In the Instagram post, Saisha shared, “Irrespective of your origin, there will always be something that reminds you of your childhood. For me, it takes me back to the kind of loneliness that aches, to pressures that pushed me into solitude and the chaos of confusion that grew every moment. All through school and college, while the boys outside tormented me because I was different, the internal pain was far worse. I felt suffocated living a reality that I knew wasn’t mine, yet one that I had to stage everyday because of societal expectations and norms. It was only in my early 20s at NIFT where I found the courage to accept my truth; I truly bloomed. I spent the next few years believing that I was attracted to men because I was gay, but it was only 6 years ago that I finally accepted to myself, and today that I accept to you. I am not a gay man. I am a Transwoman.” She also shared her picture in another Instagram post.
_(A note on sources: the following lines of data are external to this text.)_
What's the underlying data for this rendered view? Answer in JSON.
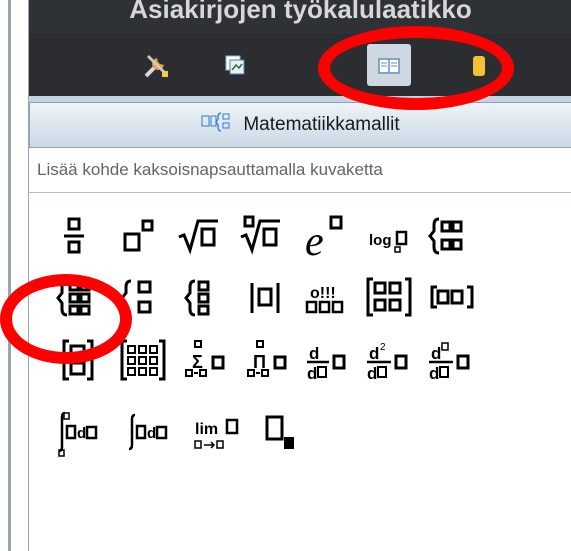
{
  "window": {
    "title": "Asiakirjojen työkalulaatikko"
  },
  "toolbar": {
    "buttons": [
      {
        "icon": "tools-icon",
        "active": false
      },
      {
        "icon": "pages-icon",
        "active": false
      },
      {
        "icon": "book-icon",
        "active": true
      },
      {
        "icon": "yellow-tab-icon",
        "active": false
      }
    ]
  },
  "section": {
    "title": "Matematiikkamallit",
    "icon": "math-templates-icon"
  },
  "hint": "Lisää kohde kaksoisnapsauttamalla kuvaketta",
  "templates": [
    "fraction-template-icon",
    "exponent-template-icon",
    "square-root-template-icon",
    "nth-root-template-icon",
    "e-exponent-template-icon",
    "log-template-icon",
    "piecewise-2-template-icon",
    "piecewise-n-template-icon",
    "system-2-template-icon",
    "system-n-template-icon",
    "absolute-value-template-icon",
    "dms-template-icon",
    "matrix-2x2-template-icon",
    "row-vector-template-icon",
    "column-vector-template-icon",
    "matrix-mxn-template-icon",
    "sum-template-icon",
    "product-template-icon",
    "first-derivative-template-icon",
    "second-derivative-template-icon",
    "nth-derivative-template-icon",
    "definite-integral-template-icon",
    "indefinite-integral-template-icon",
    "limit-template-icon",
    "subscript-template-icon"
  ],
  "annotations": {
    "highlight_color": "#ff0000"
  }
}
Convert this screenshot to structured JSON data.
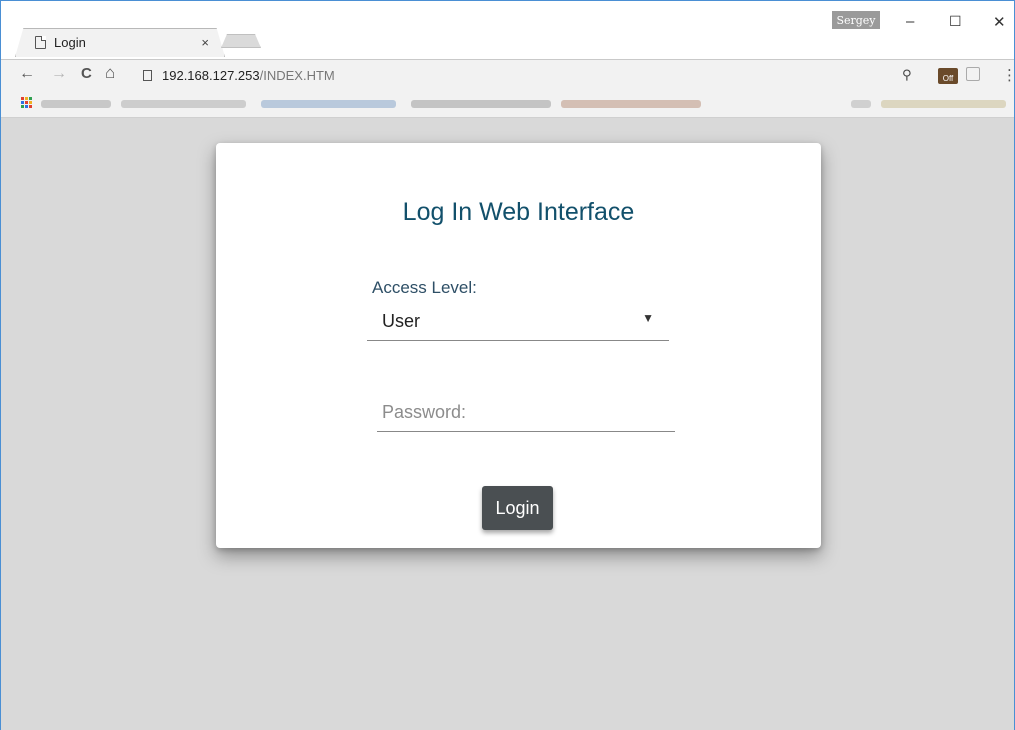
{
  "browser": {
    "tab_title": "Login",
    "tab_close": "×",
    "profile_name": "Sergey",
    "window_controls": {
      "minimize": "–",
      "maximize": "☐",
      "close": "✕"
    },
    "nav": {
      "back": "←",
      "forward": "→",
      "reload": "C",
      "home": "⌂"
    },
    "url_host": "192.168.127.253",
    "url_path": "/INDEX.HTM",
    "extension_off_label": "Off",
    "menu": "⋮"
  },
  "login_card": {
    "title": "Log In Web Interface",
    "access_level_label": "Access Level:",
    "access_level_value": "User",
    "password_placeholder": "Password:",
    "login_button": "Login"
  },
  "colors": {
    "title": "#12506b",
    "button": "#4a4f52",
    "page_background": "#d9d9d9"
  }
}
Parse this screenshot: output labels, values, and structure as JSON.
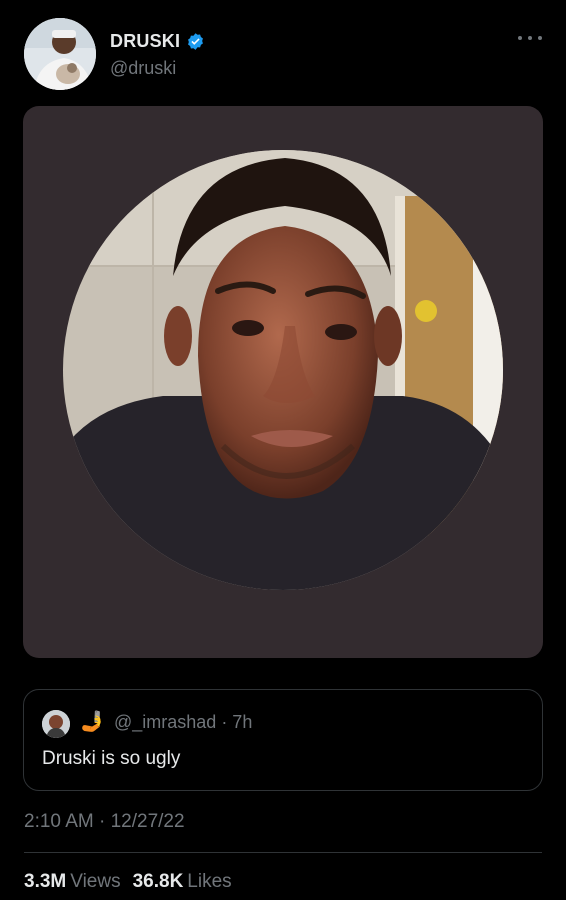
{
  "author": {
    "display_name": "DRUSKI",
    "handle": "@druski",
    "verified": true,
    "verified_color": "#1d9bf0"
  },
  "more_icon": "more-horizontal-icon",
  "media": {
    "background": "#332b2f"
  },
  "quoted_tweet": {
    "emoji": "🤳",
    "handle_time": "@_imrashad · 7h",
    "text": "Druski is so ugly"
  },
  "timestamp": "2:10 AM · 12/27/22",
  "stats": {
    "views_count": "3.3M",
    "views_label": "Views",
    "likes_count": "36.8K",
    "likes_label": "Likes"
  }
}
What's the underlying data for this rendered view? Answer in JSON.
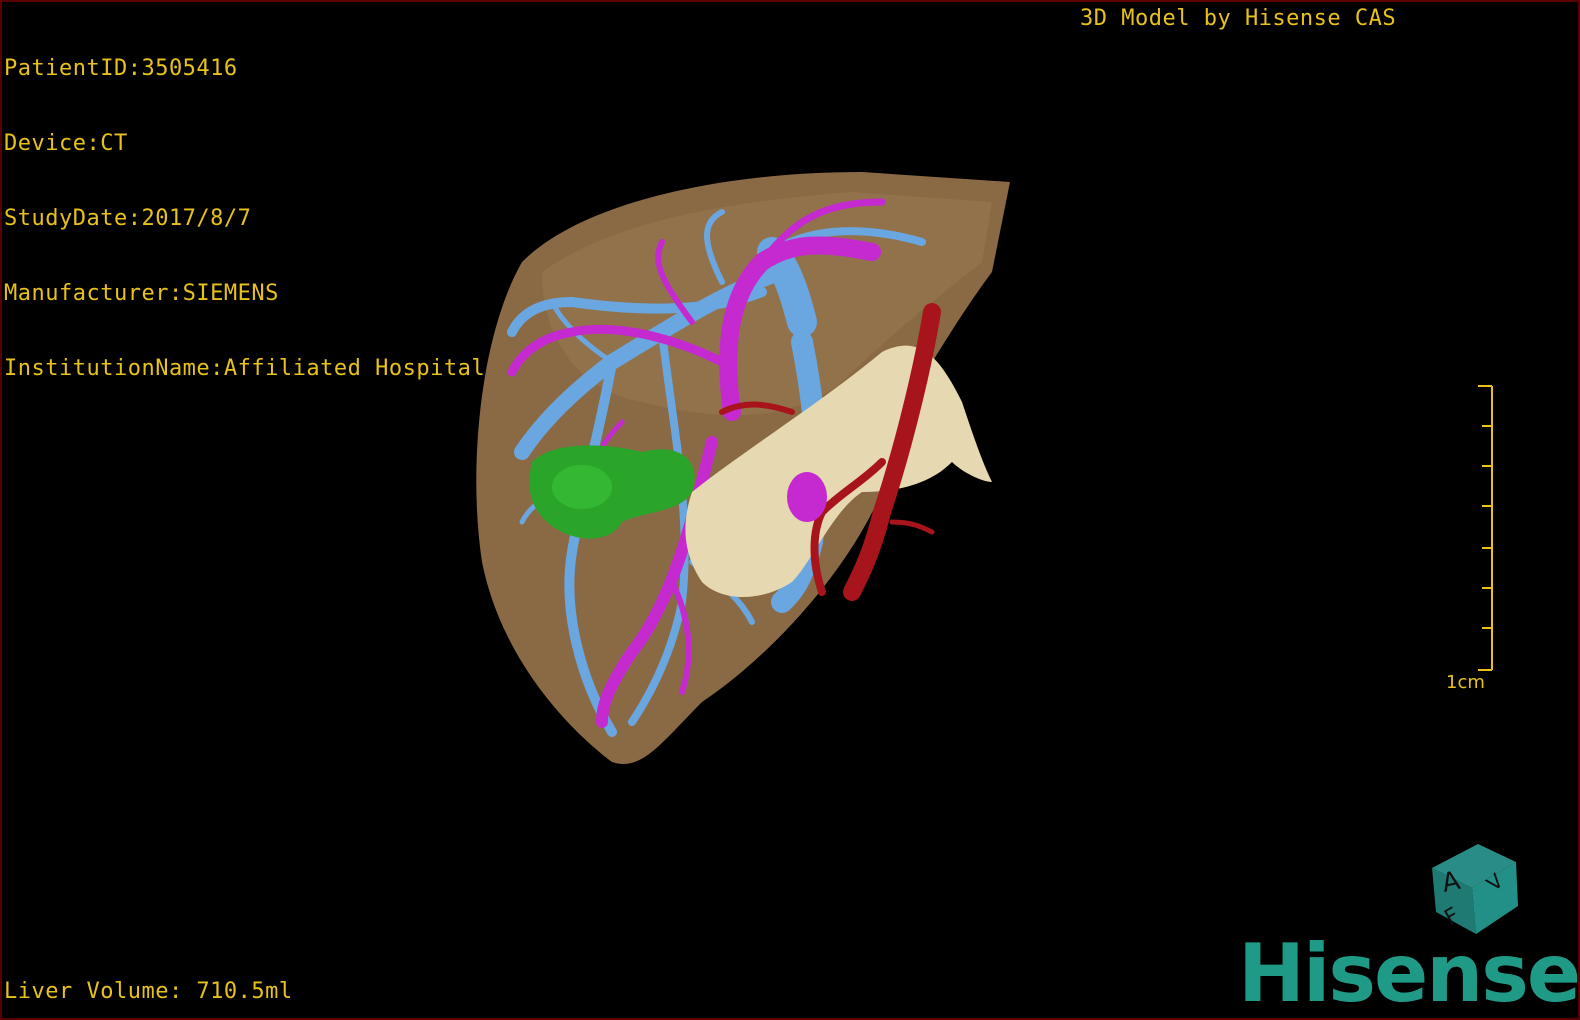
{
  "overlay": {
    "patient_id": "PatientID:3505416",
    "device": "Device:CT",
    "study_date": "StudyDate:2017/8/7",
    "manufacturer": "Manufacturer:SIEMENS",
    "institution": "InstitutionName:Affiliated Hospital Qingdao University-C",
    "brand_line": "3D Model by Hisense CAS",
    "liver_volume": "Liver Volume: 710.5ml"
  },
  "scale": {
    "label": "1cm"
  },
  "orientation_cube": {
    "face_front": "A",
    "face_bottom": "F",
    "face_side": "V"
  },
  "logo": {
    "text": "Hisense"
  },
  "colors": {
    "overlay_text": "#e8c21a",
    "liver": "#8a6a45",
    "portal_vein": "#6aa6e0",
    "hepatic_vein": "#c42ad0",
    "artery": "#a8141c",
    "tumor": "#2aa52a",
    "pancreas": "#e6d8b0",
    "logo": "#1f9a86"
  }
}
The designer says that the love and support that she has received from her friends and family have been overwhelming. “I am both shocked and surprised. I thought that there would be a lot of trolling on social media when I come out, but there has not been even a single negative comment so far. I have received so many positive messages from not just LGBTQI+ people, but a number of women are writing to me saying how this news gives them courage and inspiration to live their lives without fear, without anyone telling them how they should be living their lives,” says Saisha, adding that her family, especially her father, has been an important part of her journey. “As I wrote in my social media post, I accepted and embraced my identity six years ago. Since then my family – a conservative Maharashtrian family – has been with me and behind me in every decision that I took. My father supported me immensely and made sure that I went to the best surgeons. He kept telling me that he is with me and that was amazing,” adds Saisha.
More than the process of transition, which Saisha says has been “truly liberating”, the challenge for her was to go public about her new identity. “I consulted a lot of industry friends and most of them suggested that I keep that part of my life hidden, given that talking about sexuality is such a stigma. So I was battling within myself if I should make my identity public. That was the difficult part. It was during the lockdown – a time when, like most people staying alone and facing their fears – this question came to me and I decided that I should come out to inspire many others who might not even have the privileges that I have. Once I decided that, I was no longer anxious,” says Saisha, adding that the process of transition has been a beautiful one for her. “Everything = from wearing the makeup to skirts, tops and dresses – has been liberating for me. I have been receiving a lot of respect and love from people. I know it is extremely early, but I have always believed in living the truth and facing its consequences. Also, I am a firm believer of the fact that if you give love, you only receive love,” she says.
A lot of love poured in from Saisha’s friends on her post. Among those who commented was Parineeti Chopra, who wrote, “So happy to read this. Up and up from here, Saisha.”